Studies have clearly shown that biometric remineralization of initial carious lesions with peptide P 11-4 in combination with fluoride is superior to fluoride alone. . . . It’s “a simple, safe, and effective non-invasive treatment . . . potentially enabling longer tooth life and thereby lowering long-term health costs.” (ClinicalTrials.gov NCT02724592) But try telling this to my dentist.
I told him anyway about silver diamine fluoride—it’s used in Japan to arrest caries—I’d read about it in the New York Times.
All of the commercial products he recommends contain blue dye, saccharin, and many chemicals and questionable ingredients such as sodium laurel sulfate, which badly irritates my gums. He said, “What do you want me to do?”
At the research level, advances are being made in cariology (techniques for reversing as well as preventing decay). True, they are often sponsored by corporations like Colgate. . . .
I’m waiting for the science to reach my dental office and the local dental school.

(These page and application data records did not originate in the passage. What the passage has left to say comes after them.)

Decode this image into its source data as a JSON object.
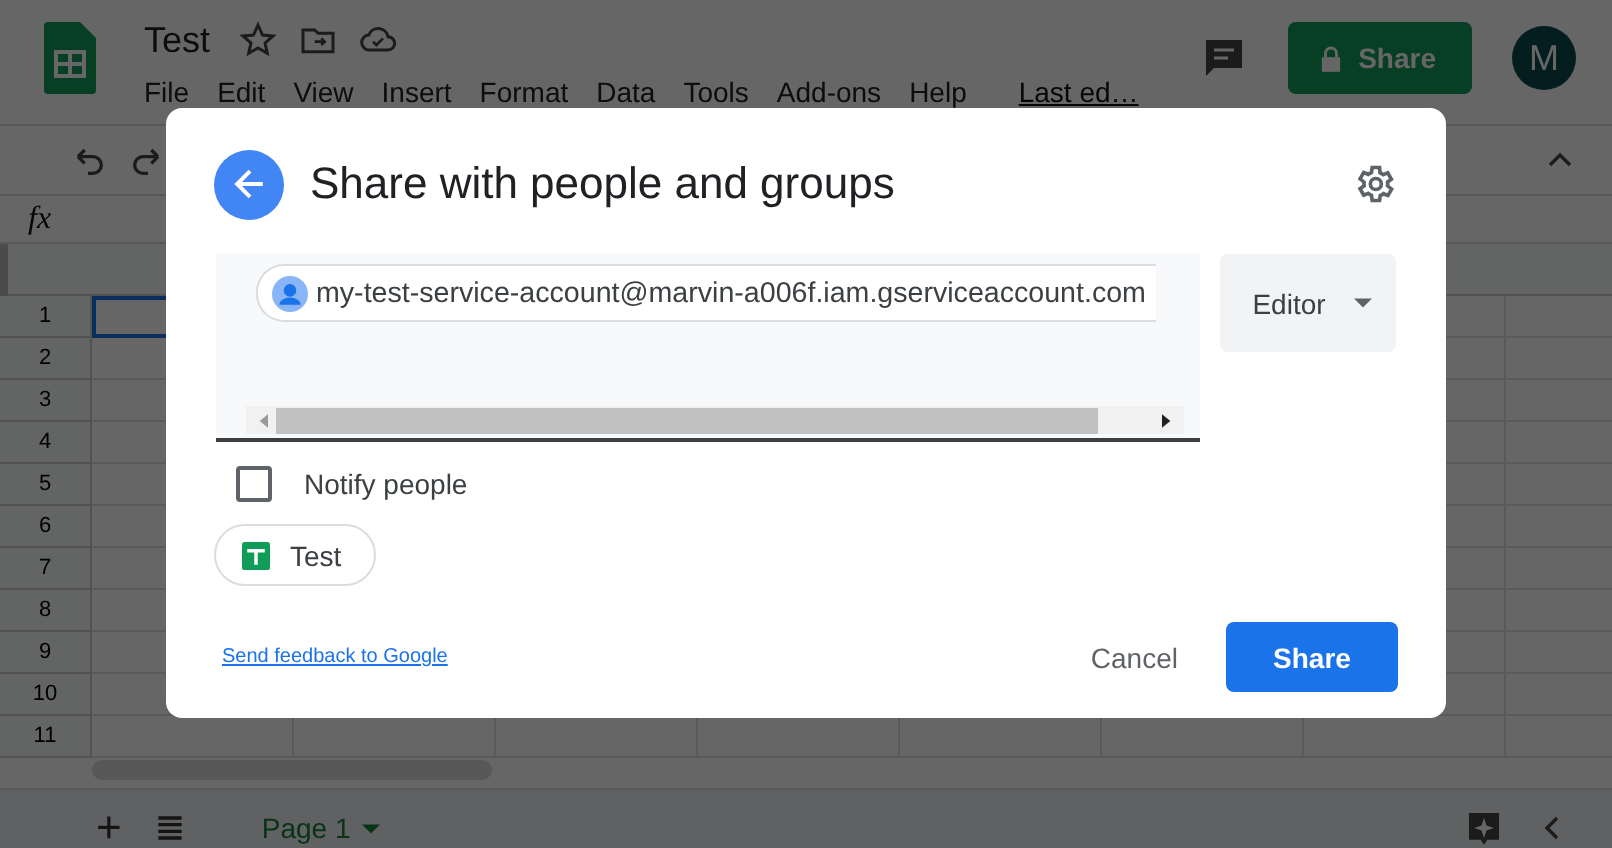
{
  "app": {
    "doc_title": "Test",
    "menu": [
      "File",
      "Edit",
      "View",
      "Insert",
      "Format",
      "Data",
      "Tools",
      "Add-ons",
      "Help"
    ],
    "last_edit": "Last ed…",
    "share_button": "Share",
    "avatar": "M",
    "formula_label": "fx",
    "rows": [
      "1",
      "2",
      "3",
      "4",
      "5",
      "6",
      "7",
      "8",
      "9",
      "10",
      "11"
    ],
    "add_sheet": "+",
    "sheet_tab": "Page 1"
  },
  "dialog": {
    "title": "Share with people and groups",
    "recipient": "my-test-service-account@marvin-a006f.iam.gserviceaccount.com",
    "role": "Editor",
    "notify": {
      "label": "Notify people",
      "checked": false
    },
    "file_chip": "Test",
    "feedback_link": "Send feedback to Google",
    "cancel_button": "Cancel",
    "share_button": "Share"
  }
}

In rural areas, where people rely on general dentists for root canals, sealers such as EZ fill, which contain formaldehyde, are often used. These offices also provide implants, laser gum surgery, laser dentistry, Cone beam CT scans, and dental implants.
But gold restorations–once considered (literally) the gold standard for restoring carious teeth—are a lost art. I’m told on good authority the “dental labs are biased against it,” and “dentists no longer have the skills.” Instead they invest hundreds of thousands of dollars in Cerec equipment to fabricate one-day crowns in their own offices. Some of the newer porcelain materials look natural but aren’t so great on back molars; they require the destruction of a whole lot more of the tooth structure, and can’t be easily drilled through should a root canal be needed.
On offer in virtually every dental office in the country, dental implants are considered the preferred option for replacing lost teeth–following extraction–the best option hands-down if you can afford it. Also a very lucrative procedure, it forms a major part of the core curriculum in general dentistry. But in all the excitement, too little mention is made of the diligent, conscientious attention to oral hygiene required afterward; the possibility, in spite of everything, of later acquiring an infection (with peri implantitis) somewhere down the road; and the dangerous consequences of so many people needing to take anti-biotics. (The pre- and post-operative use of antibiotics with oral implant surgery is widespread.)
Might it be possible to avoid some of these extract/implant complications were gold crowns more widely available? Will bridges and dentures be the next to go?
Certainly implants are a great stride forward in many cases. But the profession needs to pause for a moment, step back, and evaluate its role in the patient’s long-term health.
Though we’re not quite in that early 20thcentury moment epitomized by Frank Norris’s quack dentist McTeague in his turn-of the century novel bearing the same name as that unforgettable character, the profession does need to put its house in order, to heed the long-term consequences of questionable procedures–and financially motivated overtreatment.